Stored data

------------------------------------------------------------------------

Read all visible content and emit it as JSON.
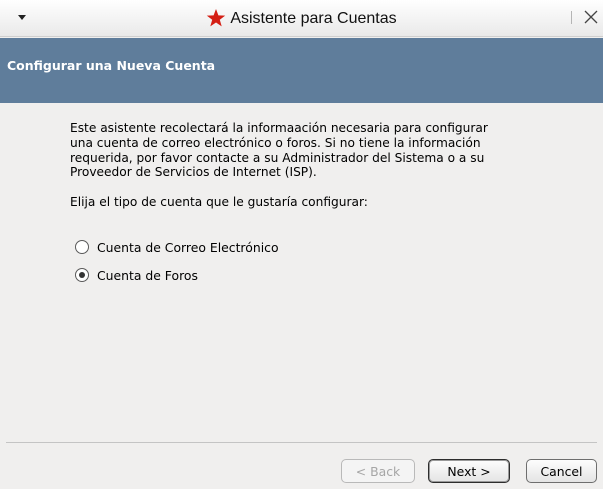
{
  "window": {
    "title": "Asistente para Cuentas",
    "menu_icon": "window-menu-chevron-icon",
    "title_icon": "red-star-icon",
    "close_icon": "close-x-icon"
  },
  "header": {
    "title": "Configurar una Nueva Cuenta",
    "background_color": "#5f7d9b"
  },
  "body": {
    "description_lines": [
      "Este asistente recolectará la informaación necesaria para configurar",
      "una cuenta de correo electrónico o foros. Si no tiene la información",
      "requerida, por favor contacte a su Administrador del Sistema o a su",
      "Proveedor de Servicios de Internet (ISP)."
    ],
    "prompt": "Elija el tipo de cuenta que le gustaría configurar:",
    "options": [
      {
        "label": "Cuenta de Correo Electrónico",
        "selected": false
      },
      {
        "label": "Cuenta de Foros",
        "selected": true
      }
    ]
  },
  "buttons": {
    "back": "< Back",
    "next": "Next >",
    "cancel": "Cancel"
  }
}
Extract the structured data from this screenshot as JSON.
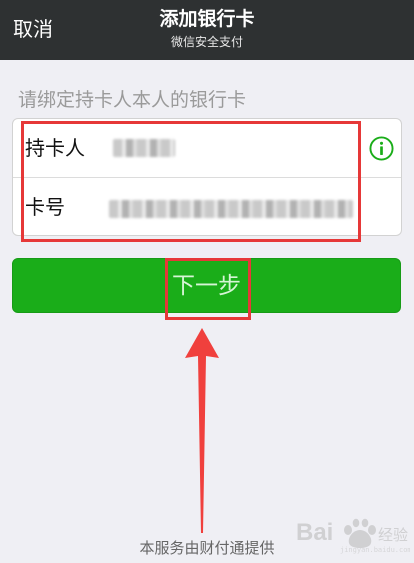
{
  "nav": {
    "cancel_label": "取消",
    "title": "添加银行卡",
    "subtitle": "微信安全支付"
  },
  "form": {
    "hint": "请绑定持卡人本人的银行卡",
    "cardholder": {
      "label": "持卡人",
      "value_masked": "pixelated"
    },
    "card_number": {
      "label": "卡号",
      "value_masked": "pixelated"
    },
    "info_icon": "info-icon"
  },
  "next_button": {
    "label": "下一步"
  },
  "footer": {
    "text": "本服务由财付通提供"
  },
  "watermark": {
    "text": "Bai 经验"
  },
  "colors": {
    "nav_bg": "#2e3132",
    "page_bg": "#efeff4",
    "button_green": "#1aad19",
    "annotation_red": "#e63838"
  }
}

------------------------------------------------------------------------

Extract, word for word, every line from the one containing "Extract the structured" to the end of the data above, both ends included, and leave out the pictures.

Your response -
Extract the structured data from this screenshot as JSON.
{
  "nav": {
    "cancel_label": "取消",
    "title": "添加银行卡",
    "subtitle": "微信安全支付"
  },
  "form": {
    "hint": "请绑定持卡人本人的银行卡",
    "cardholder": {
      "label": "持卡人",
      "value_masked": "pixelated"
    },
    "card_number": {
      "label": "卡号",
      "value_masked": "pixelated"
    },
    "info_icon": "info-icon"
  },
  "next_button": {
    "label": "下一步"
  },
  "footer": {
    "text": "本服务由财付通提供"
  },
  "watermark": {
    "text": "Bai 经验"
  },
  "colors": {
    "nav_bg": "#2e3132",
    "page_bg": "#efeff4",
    "button_green": "#1aad19",
    "annotation_red": "#e63838"
  }
}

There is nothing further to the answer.